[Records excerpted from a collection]
==========
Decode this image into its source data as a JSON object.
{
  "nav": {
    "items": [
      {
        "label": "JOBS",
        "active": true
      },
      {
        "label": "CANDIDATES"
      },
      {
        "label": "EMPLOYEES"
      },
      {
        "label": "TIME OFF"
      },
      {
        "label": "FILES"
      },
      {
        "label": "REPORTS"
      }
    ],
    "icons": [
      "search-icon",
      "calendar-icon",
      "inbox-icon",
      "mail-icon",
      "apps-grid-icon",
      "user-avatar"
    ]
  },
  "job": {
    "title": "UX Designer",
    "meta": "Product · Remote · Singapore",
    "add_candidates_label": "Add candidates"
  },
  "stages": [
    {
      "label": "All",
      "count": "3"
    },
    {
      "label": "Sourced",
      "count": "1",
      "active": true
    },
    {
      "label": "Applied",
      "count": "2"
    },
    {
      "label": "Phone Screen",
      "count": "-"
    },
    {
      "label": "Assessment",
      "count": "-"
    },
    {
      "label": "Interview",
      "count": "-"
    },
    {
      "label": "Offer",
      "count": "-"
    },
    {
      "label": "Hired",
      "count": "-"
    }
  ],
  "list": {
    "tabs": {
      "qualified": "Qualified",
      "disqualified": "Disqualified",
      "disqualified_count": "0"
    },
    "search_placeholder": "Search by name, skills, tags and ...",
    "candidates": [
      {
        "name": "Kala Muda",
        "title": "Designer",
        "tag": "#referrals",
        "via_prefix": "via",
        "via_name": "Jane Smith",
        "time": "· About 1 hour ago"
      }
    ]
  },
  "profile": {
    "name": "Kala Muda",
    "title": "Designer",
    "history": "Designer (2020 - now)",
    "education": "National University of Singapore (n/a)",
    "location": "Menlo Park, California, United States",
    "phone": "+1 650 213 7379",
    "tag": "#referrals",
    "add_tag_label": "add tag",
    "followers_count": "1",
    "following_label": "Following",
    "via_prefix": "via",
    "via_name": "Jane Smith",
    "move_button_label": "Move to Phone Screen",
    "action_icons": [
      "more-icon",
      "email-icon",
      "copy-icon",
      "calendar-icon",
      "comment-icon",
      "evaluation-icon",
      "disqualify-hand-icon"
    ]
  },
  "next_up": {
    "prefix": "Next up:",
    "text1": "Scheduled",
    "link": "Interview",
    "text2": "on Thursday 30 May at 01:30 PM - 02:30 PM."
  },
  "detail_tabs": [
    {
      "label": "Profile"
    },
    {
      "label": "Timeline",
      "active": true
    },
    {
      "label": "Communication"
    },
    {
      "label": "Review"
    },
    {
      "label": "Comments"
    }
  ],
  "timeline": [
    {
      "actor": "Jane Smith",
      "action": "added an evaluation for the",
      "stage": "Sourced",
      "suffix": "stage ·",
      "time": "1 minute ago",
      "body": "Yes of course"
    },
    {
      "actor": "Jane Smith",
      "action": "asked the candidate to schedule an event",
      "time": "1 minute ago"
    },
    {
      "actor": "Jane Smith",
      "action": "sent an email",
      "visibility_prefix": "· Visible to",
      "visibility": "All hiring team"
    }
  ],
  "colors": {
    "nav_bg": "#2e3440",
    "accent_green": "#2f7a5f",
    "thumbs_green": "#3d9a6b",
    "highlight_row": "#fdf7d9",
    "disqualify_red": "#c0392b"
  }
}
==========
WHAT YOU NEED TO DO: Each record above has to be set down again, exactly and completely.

REPLY:
Decode this image into its source data as a JSON object.
{
  "nav": {
    "items": [
      {
        "label": "JOBS",
        "active": true
      },
      {
        "label": "CANDIDATES"
      },
      {
        "label": "EMPLOYEES"
      },
      {
        "label": "TIME OFF"
      },
      {
        "label": "FILES"
      },
      {
        "label": "REPORTS"
      }
    ],
    "icons": [
      "search-icon",
      "calendar-icon",
      "inbox-icon",
      "mail-icon",
      "apps-grid-icon",
      "user-avatar"
    ]
  },
  "job": {
    "title": "UX Designer",
    "meta": "Product · Remote · Singapore",
    "add_candidates_label": "Add candidates"
  },
  "stages": [
    {
      "label": "All",
      "count": "3"
    },
    {
      "label": "Sourced",
      "count": "1",
      "active": true
    },
    {
      "label": "Applied",
      "count": "2"
    },
    {
      "label": "Phone Screen",
      "count": "-"
    },
    {
      "label": "Assessment",
      "count": "-"
    },
    {
      "label": "Interview",
      "count": "-"
    },
    {
      "label": "Offer",
      "count": "-"
    },
    {
      "label": "Hired",
      "count": "-"
    }
  ],
  "list": {
    "tabs": {
      "qualified": "Qualified",
      "disqualified": "Disqualified",
      "disqualified_count": "0"
    },
    "search_placeholder": "Search by name, skills, tags and ...",
    "candidates": [
      {
        "name": "Kala Muda",
        "title": "Designer",
        "tag": "#referrals",
        "via_prefix": "via",
        "via_name": "Jane Smith",
        "time": "· About 1 hour ago"
      }
    ]
  },
  "profile": {
    "name": "Kala Muda",
    "title": "Designer",
    "history": "Designer (2020 - now)",
    "education": "National University of Singapore (n/a)",
    "location": "Menlo Park, California, United States",
    "phone": "+1 650 213 7379",
    "tag": "#referrals",
    "add_tag_label": "add tag",
    "followers_count": "1",
    "following_label": "Following",
    "via_prefix": "via",
    "via_name": "Jane Smith",
    "move_button_label": "Move to Phone Screen",
    "action_icons": [
      "more-icon",
      "email-icon",
      "copy-icon",
      "calendar-icon",
      "comment-icon",
      "evaluation-icon",
      "disqualify-hand-icon"
    ]
  },
  "next_up": {
    "prefix": "Next up:",
    "text1": "Scheduled",
    "link": "Interview",
    "text2": "on Thursday 30 May at 01:30 PM - 02:30 PM."
  },
  "detail_tabs": [
    {
      "label": "Profile"
    },
    {
      "label": "Timeline",
      "active": true
    },
    {
      "label": "Communication"
    },
    {
      "label": "Review"
    },
    {
      "label": "Comments"
    }
  ],
  "timeline": [
    {
      "actor": "Jane Smith",
      "action": "added an evaluation for the",
      "stage": "Sourced",
      "suffix": "stage ·",
      "time": "1 minute ago",
      "body": "Yes of course"
    },
    {
      "actor": "Jane Smith",
      "action": "asked the candidate to schedule an event",
      "time": "1 minute ago"
    },
    {
      "actor": "Jane Smith",
      "action": "sent an email",
      "visibility_prefix": "· Visible to",
      "visibility": "All hiring team"
    }
  ],
  "colors": {
    "nav_bg": "#2e3440",
    "accent_green": "#2f7a5f",
    "thumbs_green": "#3d9a6b",
    "highlight_row": "#fdf7d9",
    "disqualify_red": "#c0392b"
  }
}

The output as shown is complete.